Researchers urge integrating TB into HIV care

July 22, 2008

In resource-limited settings where tuberculosis is a major cause of mortality among HIV patients and where a multidrug-resistant TB epidemic is emerging, researchers are pressing for approaches to integrate TB prevention and treatment into HIV care and treatment.

"HIV programs have no option but to address TB vigorously to save patient lives, safeguard the massive investment in HIV treatment, and to curb the global TB burden," said Diane V. Havlir, MD, chief of UCSF's HIV/AIDS Division at San Francisco General Hospital's Positive Health Program and lead author of a special communication.

The paper, published in the July 23rd issue of the Journal of the American Medical Association, proposes several strategic activities. These initiatives could be implemented within existing HIV care and treatment programs with support by earmarked resources for HIV/TB in the U.S. funded President's Emergency Plan for AIDS Relief and the Global Fund to fight HIV, TB and Malaria.

One recommended measure is intensified TB case finding. The most effective TB control measure is finding and promptly treating TB, according to the authors. Patients with HIV who are undergoing care should be screened for TB along with members of their household, and the HIV patients who have active TB should be treated for this disease within the HIV program. The authors note that because TB may be the disease that brings an HIV patient into care and there are many more clinics for TB than HIV, HIV patients with active TB often are treated in TB clinics and later referred to an HIV program.

In addition, the authors recommend treating all non TB-infected HIV patients preventively with isoniazid therapy. Another strategy is the provision of antiretroviral therapy to HIV patients earlier, before their immune systems are severely compromised. This measure would also lessen HIV patients' risk of TB infection, they say.

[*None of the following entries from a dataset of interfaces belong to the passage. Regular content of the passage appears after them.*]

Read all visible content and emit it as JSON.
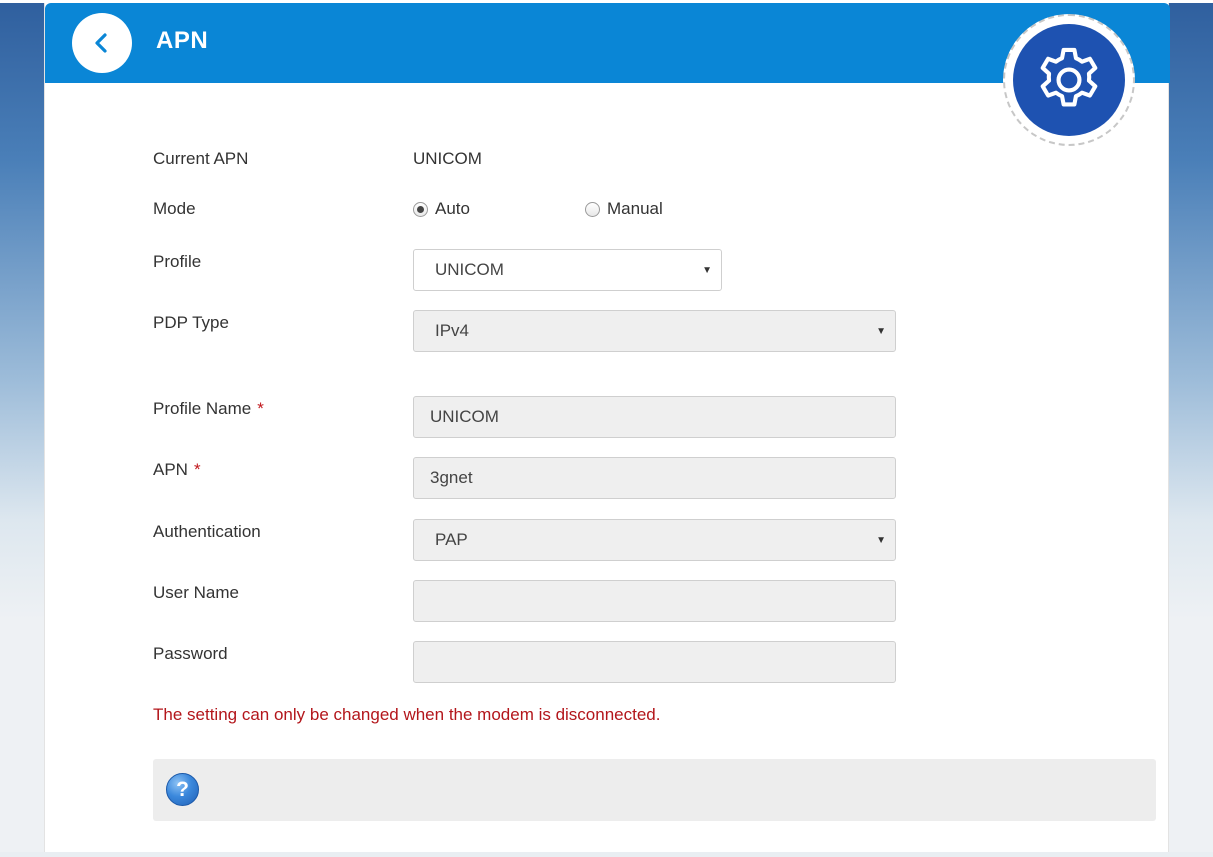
{
  "header": {
    "title": "APN"
  },
  "form": {
    "current_apn": {
      "label": "Current APN",
      "value": "UNICOM"
    },
    "mode": {
      "label": "Mode",
      "options": [
        {
          "label": "Auto",
          "checked": true
        },
        {
          "label": "Manual",
          "checked": false
        }
      ]
    },
    "profile": {
      "label": "Profile",
      "selected": "UNICOM"
    },
    "pdp_type": {
      "label": "PDP Type",
      "selected": "IPv4"
    },
    "profile_name": {
      "label": "Profile Name",
      "required_mark": "*",
      "value": "UNICOM"
    },
    "apn": {
      "label": "APN",
      "required_mark": "*",
      "value": "3gnet"
    },
    "authentication": {
      "label": "Authentication",
      "selected": "PAP"
    },
    "user_name": {
      "label": "User Name",
      "value": ""
    },
    "password": {
      "label": "Password",
      "value": ""
    }
  },
  "warning": "The setting can only be changed when the modem is disconnected.",
  "help": {
    "icon_glyph": "?"
  },
  "colors": {
    "header_bg": "#0a86d6",
    "gear_bg": "#1e52b1",
    "warning_text": "#b3161b",
    "required_mark": "#c0161b"
  },
  "icons": {
    "back": "chevron-left-icon",
    "settings": "gear-icon",
    "help": "question-circle-icon",
    "dropdown": "caret-down-icon"
  }
}
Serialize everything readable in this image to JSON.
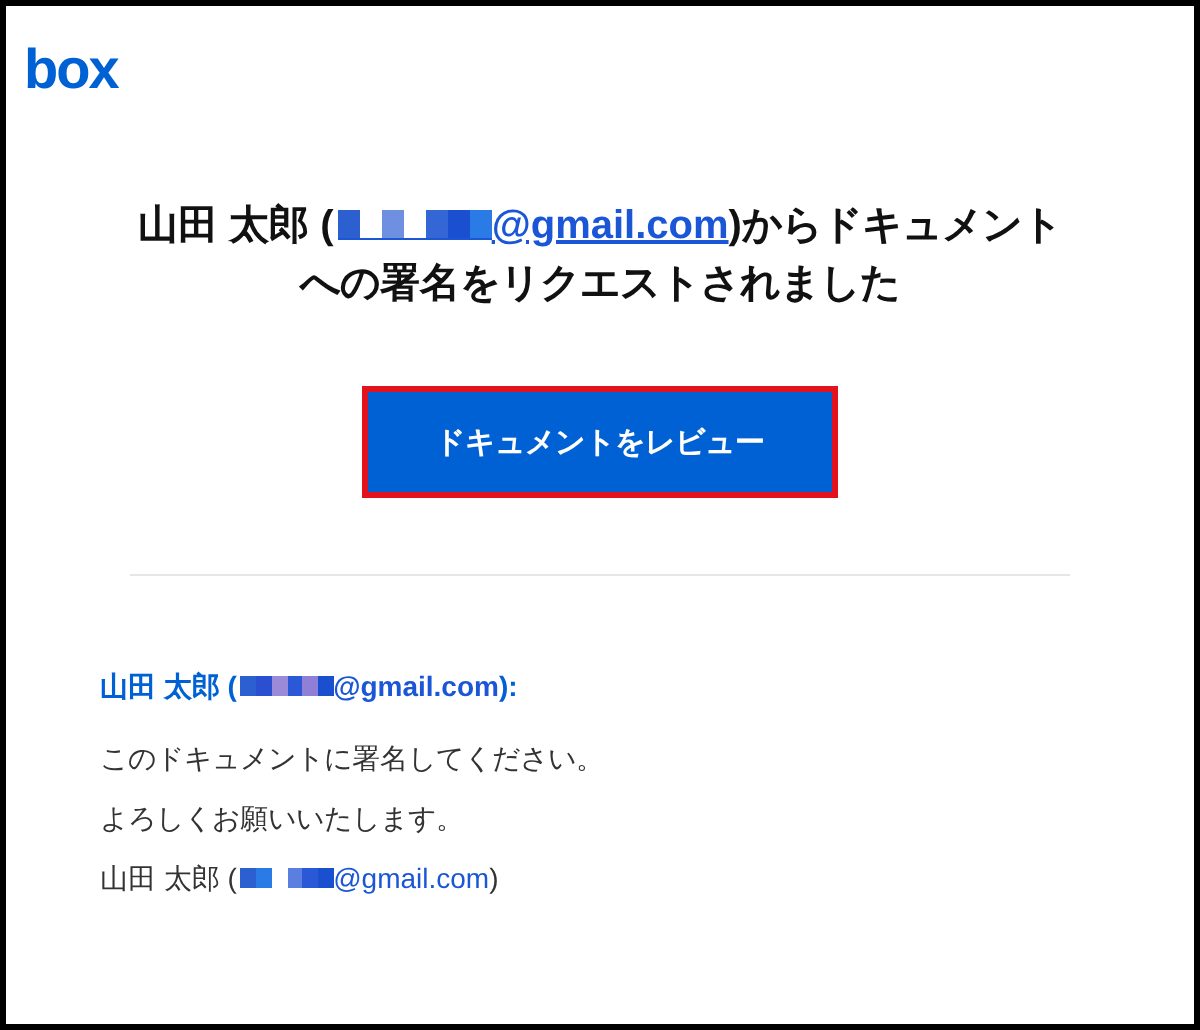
{
  "logo": "box",
  "heading": {
    "name": "山田 太郎 (",
    "email": "@gmail.com",
    "lines": [
      ")からドキュメント",
      "への署名をリクエストされました"
    ]
  },
  "review_button": {
    "label": "ドキュメントをレビュー",
    "highlighted": true
  },
  "message": {
    "greeting": {
      "name": "山田 太郎 (",
      "email": "@gmail.com",
      "end": "):"
    },
    "paragraphs": [
      "このドキュメントに署名してください。",
      "よろしくお願いいたします。"
    ],
    "signature": {
      "name": "山田 太郎 (",
      "email": "@gmail.com",
      "end": ")"
    }
  }
}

The authors emphasize that TB infection control measures should be implemented in both outpatient and inpatient HIV care facilities so that TB is not transmitted in these settings. TB should be recorded and reported to national TB programs by HIV programs to ensure effective tracking of the TB epidemic, and there should be joint HIV and TB planning, they add.

Source: University of California - San Francisco

Explore further: 'Gene therapy in a box' effective, reports Nature Communications

Related Stories

Broadly neutralizing HIV antibodies pave the way for vaccine

September 26, 2016

A small number of people infected with HIV produce antibodies with an amazing effect: Not only are the antibodies directed against the own virus strain, but also against different sub-types of HIV that circulate worldwide. ...

Most gay men not aware of treatment to protect them from HIV

October 5, 2016

Only four in 10 gay and bisexual men in Baltimore without HIV are aware that pre-exposure prophylaxis medication (PrEP) may significantly reduce their risk of contracting the virus, even those who had recently visited a doctor ...

Recommended for you

Researchers use CRISPR to accelerate search for HIV cure

October 25, 2016

Researchers at UC San Francisco and the academically affiliated Gladstone Institutes have used a newly developed gene-editing system to find gene mutations that make human immune cells resistant to HIV infection.

Study unlocks secret of common HIV strain

October 13, 2016

A discovery that the most common variant of the HIV virus is also the "wimpiest" will help doctors better treat millions of individuals around the world suffering from the deadly disease, according to one of the world's leading ...


Please sign in to add a comment. Registration is free, and takes less than a minute. Read more

Click here to reset your password.
Sign in to get notified via email when new comments are made.